Ask questions before you deliver information based merely on your impressions or assumptions.
For example, if you want to give an employee feedback regarding his poor handling of a client request, you could ask some questions about what he was hoping to accomplish in the interaction. What did he think the client was really asking? How did he decide on his approach? What type of outcome was he hoping to gain?
By asking open-ended (rather than yes-or-no) questions and assuming positive intentions, you set the stage for a problem-solving discussion in which you and your employee are both invested in reaching a better solution. It takes more time to engage in a two-way dialogue than to conduct a one-sided information download session, but investing those few extra minutes will yield a far greater return.
Encourage employee-generated solutions.
The more you can partner with your employees to determine new solutions to any behavior changes you’d like to see, the happier you are both likely to be. Whenever possible, be open to alternative approaches to problem solving, and try not to dictate your approach if others would work equally well.
Focus on the desired outcome, and foster employee creativity to develop new ways to reach it. You will build trust and encourage ownership when you show employees that you believe in their resourcefulness and want them
Become an ally rather than a critic.
Tie performance feedback to your employees’ personal or professional goals.
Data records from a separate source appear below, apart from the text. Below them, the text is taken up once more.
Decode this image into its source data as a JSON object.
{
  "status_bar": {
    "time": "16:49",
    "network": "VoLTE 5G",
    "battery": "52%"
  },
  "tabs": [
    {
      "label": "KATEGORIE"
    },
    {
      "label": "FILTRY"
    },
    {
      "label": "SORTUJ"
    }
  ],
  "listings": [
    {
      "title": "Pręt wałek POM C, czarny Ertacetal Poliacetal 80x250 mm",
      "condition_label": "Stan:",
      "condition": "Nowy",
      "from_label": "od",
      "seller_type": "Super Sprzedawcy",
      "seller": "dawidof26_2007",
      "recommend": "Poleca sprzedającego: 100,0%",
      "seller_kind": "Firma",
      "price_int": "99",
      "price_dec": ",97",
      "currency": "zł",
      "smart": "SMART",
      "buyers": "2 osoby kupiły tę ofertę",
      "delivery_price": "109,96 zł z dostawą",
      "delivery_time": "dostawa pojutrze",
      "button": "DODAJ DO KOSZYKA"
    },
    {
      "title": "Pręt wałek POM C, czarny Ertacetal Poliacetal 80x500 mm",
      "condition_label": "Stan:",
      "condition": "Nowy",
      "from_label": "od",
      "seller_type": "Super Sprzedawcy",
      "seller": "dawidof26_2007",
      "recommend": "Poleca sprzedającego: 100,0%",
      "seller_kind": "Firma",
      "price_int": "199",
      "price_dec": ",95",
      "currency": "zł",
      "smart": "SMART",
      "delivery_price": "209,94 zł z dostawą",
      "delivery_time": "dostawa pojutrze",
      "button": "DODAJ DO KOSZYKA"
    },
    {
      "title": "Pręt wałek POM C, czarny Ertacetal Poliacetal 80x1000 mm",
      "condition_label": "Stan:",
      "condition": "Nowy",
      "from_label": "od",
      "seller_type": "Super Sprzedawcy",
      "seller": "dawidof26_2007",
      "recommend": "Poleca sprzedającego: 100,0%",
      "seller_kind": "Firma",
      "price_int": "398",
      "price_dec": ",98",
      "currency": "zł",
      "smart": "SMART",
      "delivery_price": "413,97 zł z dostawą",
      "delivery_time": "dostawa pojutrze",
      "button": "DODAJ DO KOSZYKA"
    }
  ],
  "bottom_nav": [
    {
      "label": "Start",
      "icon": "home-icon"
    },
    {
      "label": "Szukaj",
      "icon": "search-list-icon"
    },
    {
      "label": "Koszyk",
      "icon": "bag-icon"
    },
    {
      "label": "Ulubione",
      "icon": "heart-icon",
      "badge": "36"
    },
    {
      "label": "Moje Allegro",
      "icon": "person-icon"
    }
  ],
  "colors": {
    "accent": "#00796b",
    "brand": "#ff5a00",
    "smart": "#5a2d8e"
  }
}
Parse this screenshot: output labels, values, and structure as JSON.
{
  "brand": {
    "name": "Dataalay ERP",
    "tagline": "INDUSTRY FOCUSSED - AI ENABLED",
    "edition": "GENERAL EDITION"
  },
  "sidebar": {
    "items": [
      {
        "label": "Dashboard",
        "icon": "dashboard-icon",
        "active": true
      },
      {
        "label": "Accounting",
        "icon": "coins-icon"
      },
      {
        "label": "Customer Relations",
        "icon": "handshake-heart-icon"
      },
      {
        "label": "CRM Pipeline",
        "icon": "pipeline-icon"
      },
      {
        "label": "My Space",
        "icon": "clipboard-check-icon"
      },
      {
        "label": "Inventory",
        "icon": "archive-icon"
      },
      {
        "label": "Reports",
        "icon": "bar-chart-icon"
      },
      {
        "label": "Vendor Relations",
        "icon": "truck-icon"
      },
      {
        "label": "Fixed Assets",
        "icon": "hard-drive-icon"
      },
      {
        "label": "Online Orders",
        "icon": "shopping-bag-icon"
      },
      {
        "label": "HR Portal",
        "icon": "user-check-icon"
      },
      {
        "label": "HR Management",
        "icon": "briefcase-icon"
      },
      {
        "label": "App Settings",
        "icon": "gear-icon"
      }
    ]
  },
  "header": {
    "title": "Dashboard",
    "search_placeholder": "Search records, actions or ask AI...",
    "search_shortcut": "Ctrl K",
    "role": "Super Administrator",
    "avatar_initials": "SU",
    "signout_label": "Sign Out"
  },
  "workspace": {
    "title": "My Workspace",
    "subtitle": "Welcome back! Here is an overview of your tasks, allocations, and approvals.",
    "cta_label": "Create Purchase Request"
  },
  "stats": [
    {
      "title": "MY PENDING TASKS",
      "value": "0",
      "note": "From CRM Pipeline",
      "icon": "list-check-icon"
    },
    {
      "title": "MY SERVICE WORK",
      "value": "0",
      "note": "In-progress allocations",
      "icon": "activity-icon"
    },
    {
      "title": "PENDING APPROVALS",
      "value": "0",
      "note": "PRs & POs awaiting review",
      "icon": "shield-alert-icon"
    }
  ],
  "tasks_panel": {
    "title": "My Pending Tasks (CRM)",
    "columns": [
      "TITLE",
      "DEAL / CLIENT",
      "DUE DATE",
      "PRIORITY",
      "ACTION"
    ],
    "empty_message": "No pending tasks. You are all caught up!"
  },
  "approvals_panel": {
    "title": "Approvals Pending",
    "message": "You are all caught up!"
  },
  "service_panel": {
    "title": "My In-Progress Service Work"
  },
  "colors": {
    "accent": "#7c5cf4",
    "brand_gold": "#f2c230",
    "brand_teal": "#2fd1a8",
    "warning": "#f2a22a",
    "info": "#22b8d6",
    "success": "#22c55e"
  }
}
If you know an employee is working for a promotion, but needs to improve her presentation skills first, look for opportunities to hear her speak, and then tell her when her content or delivery is less than optimal. Give thoughtful suggestions, encourage her to practice with you next time, and tie your feedback to the achievement of her goals. Simply put, let her know that you are in it together.
Consequently, your communication becomes less about “fixing” or criticizing, and more about helping your employees get to where they want to be. Employees will be much more open to hearing your feedback and concerns when they know you have their best interests at heart.
Tie your feedback to the bigger picture.
Good leaders connect individual performance feedback to the needs and values of the overall business and its stakeholders—customers, investors, suppliers, and other employees.
The workplace culture has developed over time to support your organization’s mission and strategic objectives. When conducting a performance conversation, ensure that your feedback is linked to these overarching drivers. Connecting constructive—or potentially unpleasant—performance information to the bigger organizational picture makes it much easier for employees to receive and most likely captures the real purpose of the specific feedback.
Model the behavior you’d like to see.
Be open to and seek constructive performance feedback for yourself. Share your own career aspirations, and enlist the support of your colleagues and direct reports to help you get there.
When employees see that you walk the talk by searching for information that addresses your own learning and performance, you become partners with them in professional growth. People often are more open to hearing your feedback when you can model how and why it’s done, and will feel less vulnerable when receiving “difficult” information if you’ve shown them that you are willing to be vulnerable, too.
Don’t miss the opportunity
Creating a culture where co-workers feel comfortable giving and receiving performance feedback requires commitment and perseverance. It cannot be a one-time or annual event, and it shouldn’t catch employees off-guard.
When leaders deliver performance feedback well—as an expression of organizational values such as growth, mutual respect, excellence, and service—the resulting dialogue serves to reinforce those values and strengthen the workplace culture. Giving timely, meaningful feedback is an opportunity you can’t afford to miss.